Now the clean-up begins. Then, hopefully, comes planting (or replanting).
Two weeks of steady rain, with streams and rivers already swollen and the ground saturated from a wet winter, brought significant flooding across 16 counties in central Kansas in early May. Major flooding was still occurring over Mother’s Day on Cow Creek above Hutchinson and on the Little Ark and Big Ark Rivers from south of Wichita to Arkansas City. The Cottonwood River near Emporia was also still in flood in mid-May.
All that water — and the chilly temperatures that came with it — mean a slow start to planting season. As of May 6, only 41% of the corn crop, 5% of the soybean crop, 1% of sorghum and 4% of cotton was planted, according to the USDA’s National Agricultural Statistics Service. Normally, Kansas farmers have more the half of the corn acres planted by the first week of May.

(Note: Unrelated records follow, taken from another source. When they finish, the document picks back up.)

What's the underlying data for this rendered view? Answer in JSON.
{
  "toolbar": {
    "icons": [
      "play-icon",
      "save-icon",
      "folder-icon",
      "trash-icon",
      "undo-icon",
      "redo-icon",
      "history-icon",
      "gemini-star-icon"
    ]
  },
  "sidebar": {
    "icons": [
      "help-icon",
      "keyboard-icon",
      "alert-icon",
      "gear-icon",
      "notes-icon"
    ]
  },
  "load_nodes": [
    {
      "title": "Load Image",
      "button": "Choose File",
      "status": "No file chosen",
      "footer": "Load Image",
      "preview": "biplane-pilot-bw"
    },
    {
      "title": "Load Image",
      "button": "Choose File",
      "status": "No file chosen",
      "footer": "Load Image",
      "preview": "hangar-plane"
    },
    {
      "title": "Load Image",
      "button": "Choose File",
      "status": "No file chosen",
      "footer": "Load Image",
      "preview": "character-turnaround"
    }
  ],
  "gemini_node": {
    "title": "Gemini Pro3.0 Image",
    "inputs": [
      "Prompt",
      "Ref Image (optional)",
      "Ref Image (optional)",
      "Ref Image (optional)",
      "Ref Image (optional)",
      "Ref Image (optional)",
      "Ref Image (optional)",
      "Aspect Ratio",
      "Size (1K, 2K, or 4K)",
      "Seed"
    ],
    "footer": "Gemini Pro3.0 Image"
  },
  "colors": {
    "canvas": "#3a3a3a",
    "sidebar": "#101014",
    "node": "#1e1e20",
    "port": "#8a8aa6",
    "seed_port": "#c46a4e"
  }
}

The wheat crop is also at least one week to two weeks behind normal, with only 14% of the crop headed out compared to the average of 41%.
For McCurry Brothers Angus Farm near Mount Hope, the flooding of the Little Ark River meant rounding up cow-calf pairs and getting them to higher ground in a hurry. And the rising waters meant horseback was the only way to get the job done.
Greg McCurry posted a video of the action to his Facebook page with a caption reading “Thank God for neighbors and horsepower. The river is out.”
The good news, McCurry says, is that with quick action and help from neighbors, all the mamas and babies were successfully moved to higher ground.
For wheat grower Paul Penner in Marion County, the flooding meant watching water roll across field after field, some planted, some not, and some with green wheat standing in — or disappearing under — water.
For Chris Boyd, who farms in Barber County but had business that took him to Harvey and Reno counties, it meant driving carefully, watching for flooded roads and taking in the sight of whole fields underwater, some of them so deep that only the tops of center pivots were visible.
The city of Winfield experienced flooding on the Walnut River that not only inundated the fairgrounds and campgrounds but covered Highway 77 and spread toward downtown, requiring some people to be evacuated from their homes.
In Wellington, streets and homes flooded, residents had to be rescued and water from Slate Creek caused the Kansas Turnpike to be closed from the Wellington exit to the Oklahoma line. Highway 81 through town was also closed by floodwaters.
In Elmdale, a small community near Emporia, raging Cottonwood River flooded and inundated the town.
Rural school kids all over central Kansas got an unexpected holiday from school as roads were covered in swift, running water.
Damaged roads, bridges
Receding floodwaters revealed something that’s going to take considerable time and money to fix — washed out roads, culverts and damaged bridges. In Cowley County alone, at least 11 roads were still closed by May 13, due to either high water or damage from flooding.
Gov. Laura Kelly signed a disaster declaration for Barber, Chase, Clark, Cowley, Geary, Greenwood, Harvey, Marion, Meade, Neosho, Osage, Ottawa, Reno, Rice and Sumner counties.
That flood disaster declaration is in addition to Doniphan, Leavenworth and Wyandotte counties in northeast Kansas, which have seen ongoing flooding from the Missouri River since late March. The disaster declarations will enable those counties to access special funding for recovery.
More cotton acres still expected
The inability to get into fields means more farmers may be switching from planting corn to soybeans or sorghum, which have shorter grower seasons.
For cotton growers, the intentions are still there to set another record for the acres in Kansas. Cotton growers like to have the crop planted in early May, but it’s better to wait than to plant in soil that is too cold and wet, according to Rex Friesen, Southern Kansas Cotton Growers Cooperative agronomist.
Flooded fields across Sumner and Cowley counties, the heart of cotton acres in Kansas, were also bad news for those farmers who still have bales or modules in the fields awaiting pick up by the gin.
Friesen says getting those bales out is just going to have to wait until the fields dry up enough to permit traffic.
All of Kansas’s cotton gins are running 7-day, 24-hour operations, Friesen says, and he is hopeful that south-central Kansas will finish ginning by the end of June.
“It seems like we are going full tilt and then something happens,” he says. “When we run into bales that are wet, we have to slow down. But so far, we are seeing good quality and lots of it. And if we get the right weather to get planted, we’re going to have more acres than ever this year.”